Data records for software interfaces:
+ + + + +

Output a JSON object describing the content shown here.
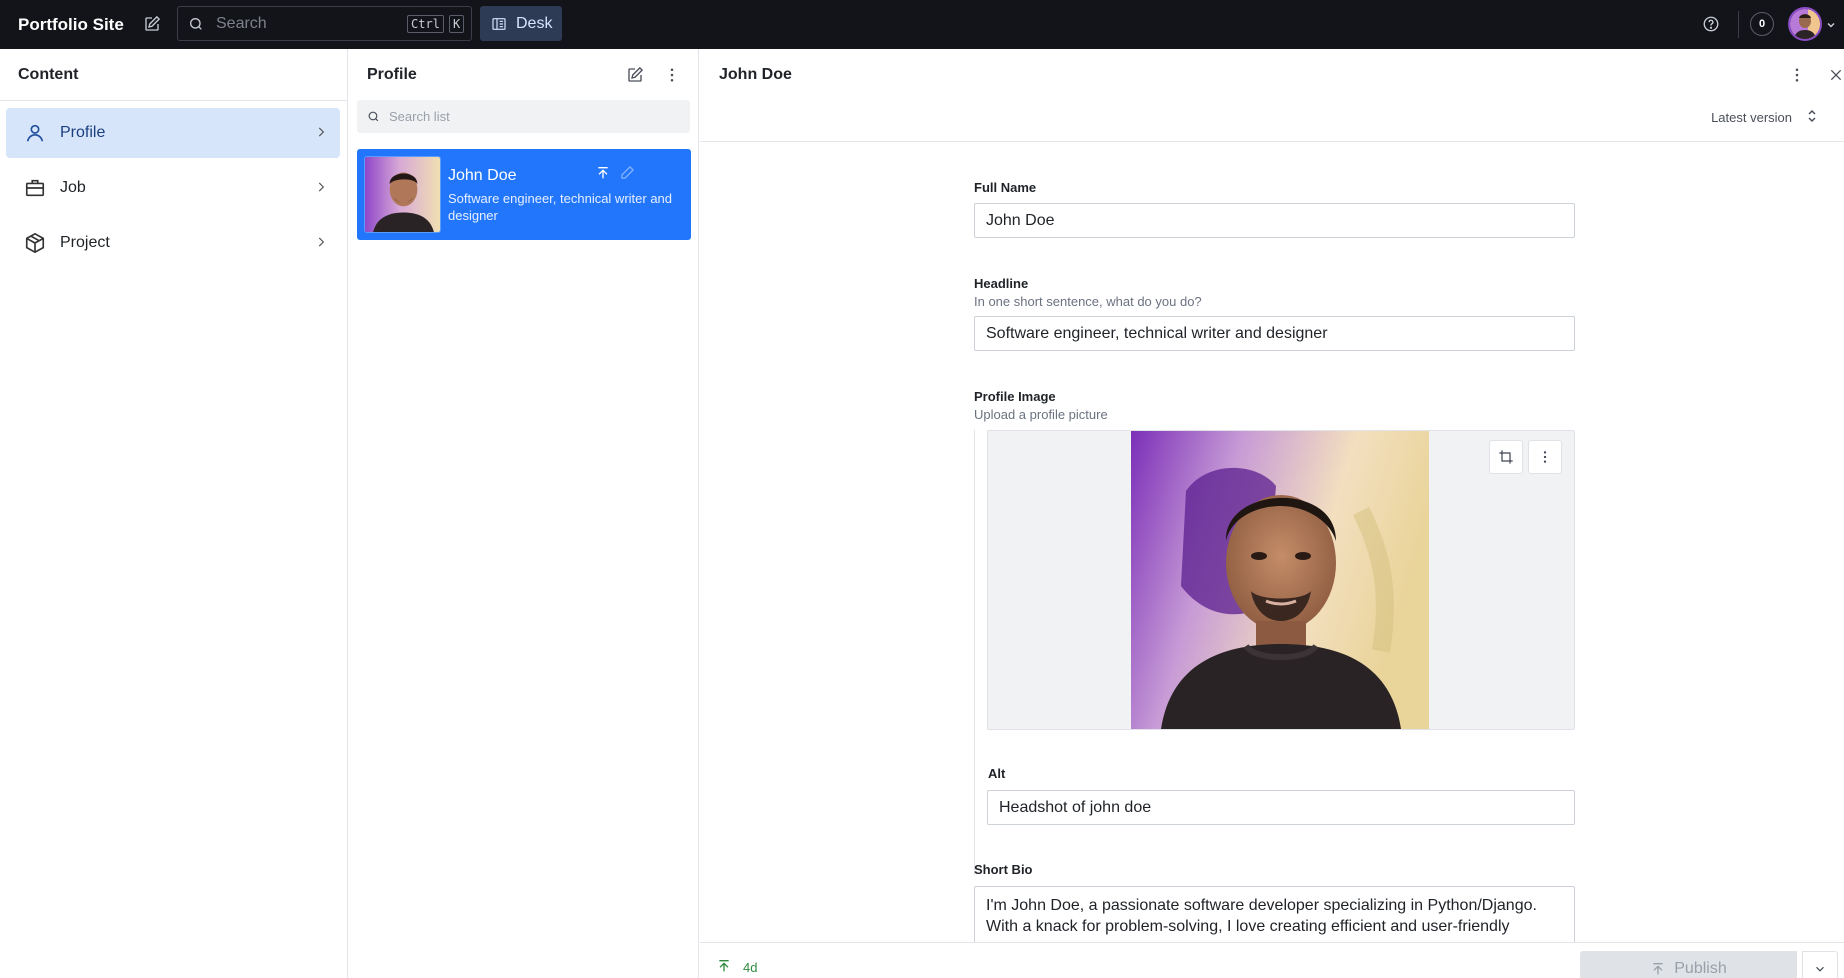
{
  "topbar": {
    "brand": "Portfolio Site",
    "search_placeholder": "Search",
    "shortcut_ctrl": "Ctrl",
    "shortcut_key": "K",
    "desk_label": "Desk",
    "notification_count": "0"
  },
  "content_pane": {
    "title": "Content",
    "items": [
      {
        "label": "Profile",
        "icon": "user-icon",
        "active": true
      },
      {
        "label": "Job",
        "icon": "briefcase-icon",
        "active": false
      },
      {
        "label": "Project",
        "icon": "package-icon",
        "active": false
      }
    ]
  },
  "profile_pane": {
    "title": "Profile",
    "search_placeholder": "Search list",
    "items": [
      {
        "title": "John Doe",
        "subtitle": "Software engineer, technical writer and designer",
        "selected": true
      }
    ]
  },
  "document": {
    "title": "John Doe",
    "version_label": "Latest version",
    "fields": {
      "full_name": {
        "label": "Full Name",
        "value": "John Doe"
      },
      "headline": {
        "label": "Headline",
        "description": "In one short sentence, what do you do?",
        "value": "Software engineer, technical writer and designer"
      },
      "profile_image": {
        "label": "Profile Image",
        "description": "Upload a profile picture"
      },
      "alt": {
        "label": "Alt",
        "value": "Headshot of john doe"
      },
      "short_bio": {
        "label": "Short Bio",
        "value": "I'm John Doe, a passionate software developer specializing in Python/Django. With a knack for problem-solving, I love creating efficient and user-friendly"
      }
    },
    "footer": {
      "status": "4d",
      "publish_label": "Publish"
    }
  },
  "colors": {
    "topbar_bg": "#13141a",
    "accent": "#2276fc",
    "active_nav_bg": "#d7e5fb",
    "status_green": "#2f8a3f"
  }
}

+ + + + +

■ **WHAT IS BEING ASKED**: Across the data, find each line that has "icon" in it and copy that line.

■ **OUTPUT OF THE EXERCISE**:
        "icon": "user-icon",
        "icon": "briefcase-icon",
        "icon": "package-icon",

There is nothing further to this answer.